Asthmatics have been warned to take extra precautions this weekend amid fears rising pollen levels could trigger life-threatening attacks.
The Met Office is forecasting high pollen levels in most of England and Wales from Friday, with medium levels elsewhere in the UK.
Asthma and Lung UK said more than three million people in the UK have lung conditions such as asthma or chronic obstructive pulmonary disease (COPD) and are at risk of flare-ups or seizures, which kill around four Britons every day.
Pollen can trigger symptoms such as chest tightness, difficulty breathing and shortness of breath in more than half of people with asthma (59 percent) and more than a quarter of people with chronic obstructive pulmonary disease (COPD), according to research by the charity.
Allergies can cause the airways to narrow and build up sticky mucus, making it difficult to breathe.
Those deemed at risk have been instructed to continue taking their prophylactic inhalers if they use them and to carry their reliever inhaler with them at all times.
Asthma and Lung UK has also recommended that prone asthma sufferers use a steroid nasal spray or stay indoors on days with high pollen counts.
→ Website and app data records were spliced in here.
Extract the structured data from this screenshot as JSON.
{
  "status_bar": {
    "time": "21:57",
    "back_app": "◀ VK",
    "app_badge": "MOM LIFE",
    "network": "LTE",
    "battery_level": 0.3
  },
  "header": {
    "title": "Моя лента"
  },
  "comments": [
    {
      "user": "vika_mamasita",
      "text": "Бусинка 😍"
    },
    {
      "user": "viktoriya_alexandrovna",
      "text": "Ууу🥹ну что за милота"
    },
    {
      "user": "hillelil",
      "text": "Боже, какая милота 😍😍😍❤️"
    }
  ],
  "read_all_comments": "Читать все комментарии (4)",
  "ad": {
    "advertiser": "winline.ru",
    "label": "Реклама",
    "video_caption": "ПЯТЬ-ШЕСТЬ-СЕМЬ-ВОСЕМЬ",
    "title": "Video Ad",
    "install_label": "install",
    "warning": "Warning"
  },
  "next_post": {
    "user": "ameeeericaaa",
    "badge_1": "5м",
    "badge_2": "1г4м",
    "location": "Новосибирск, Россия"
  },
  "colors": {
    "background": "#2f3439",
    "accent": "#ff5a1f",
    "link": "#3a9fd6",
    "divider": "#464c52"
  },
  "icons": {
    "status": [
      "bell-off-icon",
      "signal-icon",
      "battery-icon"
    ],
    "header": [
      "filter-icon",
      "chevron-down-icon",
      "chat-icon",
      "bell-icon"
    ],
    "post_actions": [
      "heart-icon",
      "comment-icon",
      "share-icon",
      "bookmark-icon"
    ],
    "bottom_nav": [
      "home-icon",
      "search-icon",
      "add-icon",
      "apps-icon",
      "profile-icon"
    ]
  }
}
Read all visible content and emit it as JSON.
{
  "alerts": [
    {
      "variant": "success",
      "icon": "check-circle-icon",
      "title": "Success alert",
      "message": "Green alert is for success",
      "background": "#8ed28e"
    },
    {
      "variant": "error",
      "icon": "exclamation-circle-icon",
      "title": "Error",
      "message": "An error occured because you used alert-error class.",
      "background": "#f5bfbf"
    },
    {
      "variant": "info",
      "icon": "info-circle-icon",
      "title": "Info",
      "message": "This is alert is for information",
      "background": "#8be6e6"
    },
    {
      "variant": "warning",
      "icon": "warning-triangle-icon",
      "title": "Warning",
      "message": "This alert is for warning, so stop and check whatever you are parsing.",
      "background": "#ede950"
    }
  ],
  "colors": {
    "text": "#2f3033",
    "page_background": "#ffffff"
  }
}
For England and Wales, the values are expected to remain high from Friday to Monday.
“Tree pollen currently includes oak, small amounts of birch and some grass pollen,” the Met Office said in its forecast, adding that spores are “limited”.
dr Asthma and Lung UK clinical director Andy Whittamore said: “When pollen concentrations are at their highest, it can be deadly for people with lung conditions such as asthma, who can experience severe symptoms and life-threatening attacks.
“These attacks can leave people gasping for breath, which can be frightening, but there are things they can do to take care of themselves.
“Using your prophylactic inhalers as directed is important as the medicine reduces airway sensitivity and swelling, helping to prevent symptoms such as wheezing and coughing before they even occur.
“We also advise people to have their reliever inhalers with them each day, especially when out and about enjoying the sun, in case pollen is causing a flare-up of their symptoms.
Reliver inhalers quickly relax muscles in the airways, providing immediate relief of symptoms during an attack.
dr Whittamore added: “Thirdly, people can use a steroid nasal spray daily along with non-drowsy antihistamine pills to stop the allergic reaction.
“People should also check pollen and air pollution forecasts in their area so they can avoid going outside on days when pollen levels are high.”
Climate change is believed to be responsible for the lengthening of the annual allergy season and higher pollen counts. Scientists believe these trends will worsen as the planet continues to warm.
A study published last month in the journal Nature Communications says the pollen season could start 10 to 40 days earlier than usual and last five to 20 days longer, with pollen concentrations tripling in some places if carbon emissions aren’t curbed will.
Warmer weather allows plants to bloom earlier and bloom further later in the season, while carbon dioxide in the air from burning fuels like coal, gasoline and natural gas helps plants produce more pollen, the scientists said.
Another study published last year says the allergy season has become longer and richer in pollen since the 1990s, reflecting rising global temperatures.